A man from Salford has pleaded guilty to scrawling graffiti about Fusilier Lee Rigby’s murder on the RAF Bomber Command War Memorial.
Daniel James Smith, 21, of Grecian Street North, Salford, admitted writing “Lee Rigby’s killers should hang” on the memorial in central London on June 5 – a monument he did not realise was a war memorial.
Colleen Gildernew, defending, said: “He had no idea that the war memorial was a war memorial.
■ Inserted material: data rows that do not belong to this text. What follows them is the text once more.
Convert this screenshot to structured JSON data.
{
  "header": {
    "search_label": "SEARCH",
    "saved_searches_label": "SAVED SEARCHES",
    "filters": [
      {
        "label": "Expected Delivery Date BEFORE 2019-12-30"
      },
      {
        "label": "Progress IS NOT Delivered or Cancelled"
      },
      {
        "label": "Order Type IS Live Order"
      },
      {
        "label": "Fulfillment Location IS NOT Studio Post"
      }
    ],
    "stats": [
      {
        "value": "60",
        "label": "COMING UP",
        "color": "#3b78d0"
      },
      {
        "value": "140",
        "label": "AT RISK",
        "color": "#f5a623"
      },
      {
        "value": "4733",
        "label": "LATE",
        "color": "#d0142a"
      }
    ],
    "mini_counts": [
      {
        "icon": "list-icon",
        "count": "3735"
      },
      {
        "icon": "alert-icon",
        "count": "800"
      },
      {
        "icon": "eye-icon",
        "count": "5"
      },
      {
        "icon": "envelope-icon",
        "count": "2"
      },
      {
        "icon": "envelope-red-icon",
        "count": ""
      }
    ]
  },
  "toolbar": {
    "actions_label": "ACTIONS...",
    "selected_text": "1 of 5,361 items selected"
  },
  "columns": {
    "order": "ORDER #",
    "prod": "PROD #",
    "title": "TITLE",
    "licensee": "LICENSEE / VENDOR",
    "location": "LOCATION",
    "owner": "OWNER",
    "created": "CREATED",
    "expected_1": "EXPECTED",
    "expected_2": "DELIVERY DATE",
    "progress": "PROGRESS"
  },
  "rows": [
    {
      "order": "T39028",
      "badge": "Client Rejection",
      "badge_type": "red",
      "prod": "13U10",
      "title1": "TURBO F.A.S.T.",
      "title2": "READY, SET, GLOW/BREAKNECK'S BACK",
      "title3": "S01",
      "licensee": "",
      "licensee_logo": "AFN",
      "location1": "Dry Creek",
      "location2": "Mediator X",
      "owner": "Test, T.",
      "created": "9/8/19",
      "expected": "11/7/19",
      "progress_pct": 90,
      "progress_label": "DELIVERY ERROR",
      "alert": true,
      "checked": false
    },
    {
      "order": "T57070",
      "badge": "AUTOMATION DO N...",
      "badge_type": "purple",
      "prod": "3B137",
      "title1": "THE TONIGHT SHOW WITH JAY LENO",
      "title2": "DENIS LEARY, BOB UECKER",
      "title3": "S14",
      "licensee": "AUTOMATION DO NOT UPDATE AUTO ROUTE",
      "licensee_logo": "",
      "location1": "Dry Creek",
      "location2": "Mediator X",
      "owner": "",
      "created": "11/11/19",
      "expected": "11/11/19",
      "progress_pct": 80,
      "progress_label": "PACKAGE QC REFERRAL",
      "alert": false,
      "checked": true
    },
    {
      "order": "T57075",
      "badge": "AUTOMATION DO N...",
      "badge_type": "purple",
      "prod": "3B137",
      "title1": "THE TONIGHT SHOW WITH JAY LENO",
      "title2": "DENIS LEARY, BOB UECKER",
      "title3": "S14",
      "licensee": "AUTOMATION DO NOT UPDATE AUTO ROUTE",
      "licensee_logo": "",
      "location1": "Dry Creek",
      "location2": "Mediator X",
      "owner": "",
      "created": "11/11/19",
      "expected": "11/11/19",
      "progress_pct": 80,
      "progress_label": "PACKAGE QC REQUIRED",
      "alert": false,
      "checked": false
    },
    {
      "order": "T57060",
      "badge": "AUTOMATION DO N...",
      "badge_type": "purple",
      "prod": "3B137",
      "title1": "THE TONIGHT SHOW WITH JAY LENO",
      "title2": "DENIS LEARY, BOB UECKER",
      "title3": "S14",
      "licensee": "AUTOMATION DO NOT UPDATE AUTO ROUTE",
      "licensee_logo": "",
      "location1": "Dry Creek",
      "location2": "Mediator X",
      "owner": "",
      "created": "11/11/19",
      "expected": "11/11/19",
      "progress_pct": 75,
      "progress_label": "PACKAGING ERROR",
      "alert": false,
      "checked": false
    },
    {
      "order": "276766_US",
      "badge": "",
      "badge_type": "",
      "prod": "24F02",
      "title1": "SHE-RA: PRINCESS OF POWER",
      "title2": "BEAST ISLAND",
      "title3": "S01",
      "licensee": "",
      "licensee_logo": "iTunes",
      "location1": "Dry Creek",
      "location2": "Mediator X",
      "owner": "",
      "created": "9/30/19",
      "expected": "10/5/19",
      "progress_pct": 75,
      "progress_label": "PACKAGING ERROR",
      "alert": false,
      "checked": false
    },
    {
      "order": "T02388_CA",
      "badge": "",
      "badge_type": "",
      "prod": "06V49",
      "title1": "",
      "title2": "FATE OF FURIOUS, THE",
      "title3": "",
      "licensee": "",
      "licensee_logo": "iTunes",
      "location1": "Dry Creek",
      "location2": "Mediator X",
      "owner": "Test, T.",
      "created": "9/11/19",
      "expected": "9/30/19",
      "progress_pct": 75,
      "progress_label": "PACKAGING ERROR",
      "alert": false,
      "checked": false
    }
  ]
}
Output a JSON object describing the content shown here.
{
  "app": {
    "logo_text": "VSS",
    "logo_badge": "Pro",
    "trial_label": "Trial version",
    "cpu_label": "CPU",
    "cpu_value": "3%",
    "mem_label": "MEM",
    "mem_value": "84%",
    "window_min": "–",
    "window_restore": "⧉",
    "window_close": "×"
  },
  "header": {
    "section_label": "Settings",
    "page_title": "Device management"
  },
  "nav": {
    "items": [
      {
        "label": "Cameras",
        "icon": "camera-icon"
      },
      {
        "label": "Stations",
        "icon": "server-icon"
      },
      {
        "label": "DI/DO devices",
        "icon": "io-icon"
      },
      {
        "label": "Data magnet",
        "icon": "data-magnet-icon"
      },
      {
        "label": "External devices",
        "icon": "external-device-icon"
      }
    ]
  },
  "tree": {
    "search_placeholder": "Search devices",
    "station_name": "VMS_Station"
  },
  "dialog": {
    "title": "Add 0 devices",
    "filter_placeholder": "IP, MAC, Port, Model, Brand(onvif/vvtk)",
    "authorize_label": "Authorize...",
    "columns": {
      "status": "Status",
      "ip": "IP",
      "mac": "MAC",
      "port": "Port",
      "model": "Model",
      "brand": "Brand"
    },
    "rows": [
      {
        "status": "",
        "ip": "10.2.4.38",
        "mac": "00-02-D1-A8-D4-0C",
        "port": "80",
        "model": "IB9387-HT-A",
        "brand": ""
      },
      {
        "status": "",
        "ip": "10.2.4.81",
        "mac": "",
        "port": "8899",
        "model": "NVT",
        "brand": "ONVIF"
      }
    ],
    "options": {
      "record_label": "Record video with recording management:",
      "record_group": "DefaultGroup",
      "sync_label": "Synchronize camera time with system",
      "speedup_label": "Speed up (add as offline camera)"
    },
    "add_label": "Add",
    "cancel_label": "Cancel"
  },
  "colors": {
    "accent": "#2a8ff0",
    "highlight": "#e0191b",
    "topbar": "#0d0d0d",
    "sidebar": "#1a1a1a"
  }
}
He is very disgusted with himself, even more so because of that.”
Smith also daubed “EDL” and “F*** the police” on the memorial in Green Park, prosecutor Izolda Switala-Gribbin said.
Smith was planning on going to Fusilier Rigby’s funeral but was arrested and could not go, Westminster Magistrates’ Court heard.
Ms Gildernew said Smith had applied for a job in the British Army but was unsuccessful “because of his convictions as a young boy”. The court heard Smith has 44 convictions and has appeared in different courts five times this year.
Ms Gildernew said the experiences of Smith’s two army friends – one who has lost both legs and another who suffers from memory loss as the result of a bomb – had an “emotional impact on him”.
The damage to the memorial, which was created to remember the thousands of RAF crew who lost their lives in the Second World War, amounted to £870.
The memorial was vandalised twice in just over a week following the murder of Fusilier Rigby in Woolwich, south east London, on May 22.
District Judge Quentin Purdy described the content of the graffiti inflicted on June 5 by Smith, and its location, as “highly emotive”. He added that Smith’s actions clearly challenged the “tolerance we all seek to see in society”.
Mr Purdy said people will want to know what the court is doing about people, “brains in gear or not”, who inflict such damage.
The judge said he was prepared to explore all “reasonable options” for Smith moving on rather than being sent back into custody.
But he said a custodial sentence was a possibility, adding “there may be no alternative”.
Mr Purdy told Smith his punishment should “reflect the public’s concern about your criminal conduct”.